Although Salvador looks back from the present day to a series of encounters from the 1980s, the 1980s scenes are not re-enacted. Yet they transmit the zeitgeist of the movida madrileña when, as Salvador writes in a touching memoir, ‘Madrid was ours’, but the death toll from all that hedonism and freedom was high. There are several different glimpses of Salvador’s 8-year-old self (a talented Asier Flores), each progressing toward the climactic discovery, some 50 years after it was made, of a portrait of young Salvador. The artist is Eduardo (César Vicente) a handsome Paterna builder who is responsible for Salvador’s first sexual awakening. In one of the most delightful scenes in a film packed with them, young Salvador’s mother (another frequent collaborator, Penélope Cruz, terrific here) arranges that her son will teach Eduardo literacy and maths in exchange for Eduardo’s help fixing up the family’s new cave dwelling. When Almodóvar was growing up, illiteracy was rife amongst the working classes and Almodóvar’s only means of further education was to get a scholarship to the seminary that he parodies here, as in Bad Education.
In a moving scene, Banderas’s Salvador makes a promise he will not keep to his elderly mother, Jacinta, now played by Julieta Serrano (who really could be an older version of Cruz). This invites us to re-evaluate his selfless mother who sings and decorates their home with love and sews to help with her son’s education.
It is only later that we learn that Cruz’s Jacinta, who was concerned by an incident surrounding the creation of the portrait, did not send it on to her son – by then in the seminary. There is an ‘in-joke’ about Jacinta not wishing to be in Salvador’s films, as Almodóvar’s real mother did appear in three of his films and Serrano, coincidentally, has played Banderas’ mother in two previous Almodóvar films.
The trigger for Salvador’s (which means ‘saviour’ in Spanish) journey through his past is the cinematheque’s screening of a new print of his film, Sabor made 30 years previously and starring the charismatic actor Alberto Crespo (a superb Asier Etxeandia). The two fell out when Salvador insulted Alberto’s performance, and, when Salvador pays Alberto a visit to ask him to attend the cinematheque’s Q & A with him, Alberto is astonished. In a hilarious scene in which the two men end up too drugged to attend the Q & A, but are audible on the phone line into the auditorium, Salvador re-opens the rift by saying that he objected to Alberto’s ‘heaviness’. He had written the part of a funny cocaine addict, not a real-life heroin addict.

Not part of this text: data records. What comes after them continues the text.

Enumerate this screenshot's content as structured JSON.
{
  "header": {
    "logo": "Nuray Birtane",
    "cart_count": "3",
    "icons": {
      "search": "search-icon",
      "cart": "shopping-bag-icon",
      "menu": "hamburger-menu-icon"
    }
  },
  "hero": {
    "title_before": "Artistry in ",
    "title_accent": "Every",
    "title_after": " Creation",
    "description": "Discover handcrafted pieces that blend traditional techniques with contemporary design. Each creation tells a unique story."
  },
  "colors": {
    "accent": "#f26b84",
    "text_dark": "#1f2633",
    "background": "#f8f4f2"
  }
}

But it is when Salvador makes amends to Alberto that he is most rewarded. Salvador gives the out-of-work actor his personal memoir entitled Addiction that Alberto had wanted to turn into a one-man show. As a result of a performance of the monologue, Salvador is reunited with the love of his life and the subject of the memoir, Federico (Leonardo Sbaraglia). If Banderas had his first gay kiss in The Law of Desire, this might be his last, or at least his most passionate.
You can watch the film trailer here: